What if you could improve your curb appeal and support the environment at the same time? There has been much “buzz” lately about the importance of creating habitats for bees and pollinating insects. When the bee population declines, so does the ability to produce the fruits and vegetables that we eat. We need our bees to take the “sting” out of hunger. They are our busy friends who spread the pollen from plant to plant, insuring that we go on eating.
Here are three tips for things that you can do to make friends with the bees in your neighborhood while also improving your curb appeal…
Tip #1 Plant bee friendly flowers
Flowers will beautify your landscape and provide plenty of pollen for the bees. If you don’t have a lot of land, small flowering plants can be placed in window boxes and borders around your home. Remember to plant different types of flowers which bloom throughout the growing season. The bees and insects will have something to feed upon for the entire season.
Here are some ideas for what to grow…
Spring: Try planting crocus, hyacinth, borage, calendula, and wild lilac.
Summer: Bees love to feast on bee balm, cosmos, echinacea, snapdragons, foxglove, and hosta.
Fall: Zinnias, sedum, asters, witch hazel and goldenrod will tempt late season foragers.
Tip #2 Plant flowering fruit trees
Fruit trees are ideal for bees. They love to help you produce delicious fruit by flying from blossom to blossom and spreading the pollen around. Many fruit trees need to be planted in pairs (at a minimum) in order to cross pollinate. Be sure to check on this with your nursery before purchasing. If you have a bit of land or a longer driveway that you would like to line with trees, consider the option of fruit trees or bushes. You will have gorgeous flowers in the spring and delicious fruit in the fall.
Tip #3 Skip the pesticide
One of the major causes that scientists site for the dwindling bee population is the use of pesticides. To keep your bee friends happy and healthy… and also to maintain your own personal health, refrain from using toxic pesticides on your lawn, flowers and fruit trees whenever possible. You can research companion planting if you want to know how to naturally repel the invasive insects and diseases that could affect your garden without the use of pesticides.
Just imagine the appeal of walking barefoot in your pesticide free lawn, smelling the amazing aroma of your beautiful flower garden, while eating a piece of fruit that your bee friends made possible for you to grow!
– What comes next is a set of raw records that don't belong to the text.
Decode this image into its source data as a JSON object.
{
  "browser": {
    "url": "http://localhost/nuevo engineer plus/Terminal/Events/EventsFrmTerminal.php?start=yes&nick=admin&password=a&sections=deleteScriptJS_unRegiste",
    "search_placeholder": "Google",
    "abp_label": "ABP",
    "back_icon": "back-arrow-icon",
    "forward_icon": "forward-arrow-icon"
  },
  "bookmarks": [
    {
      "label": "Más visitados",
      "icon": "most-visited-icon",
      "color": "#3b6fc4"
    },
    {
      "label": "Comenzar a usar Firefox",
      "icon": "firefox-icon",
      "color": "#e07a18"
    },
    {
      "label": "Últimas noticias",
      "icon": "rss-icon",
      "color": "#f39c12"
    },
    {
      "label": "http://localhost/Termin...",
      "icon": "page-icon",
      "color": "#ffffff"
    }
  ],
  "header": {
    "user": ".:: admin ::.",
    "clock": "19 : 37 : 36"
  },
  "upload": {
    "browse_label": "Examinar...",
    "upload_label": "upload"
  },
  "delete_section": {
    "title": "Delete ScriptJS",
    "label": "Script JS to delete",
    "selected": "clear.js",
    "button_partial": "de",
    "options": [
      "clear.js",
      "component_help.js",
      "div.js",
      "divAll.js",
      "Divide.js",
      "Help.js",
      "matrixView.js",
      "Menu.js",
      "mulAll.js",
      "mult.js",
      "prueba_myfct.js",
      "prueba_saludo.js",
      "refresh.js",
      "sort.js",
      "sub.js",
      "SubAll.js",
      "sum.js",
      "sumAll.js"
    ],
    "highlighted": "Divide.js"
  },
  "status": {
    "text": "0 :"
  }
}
Sandy Freschi is a Buyer Agent on The Power Realtors team. She and her husband Bob are the owners of Depot Street Orchard in Jonesborough, TN.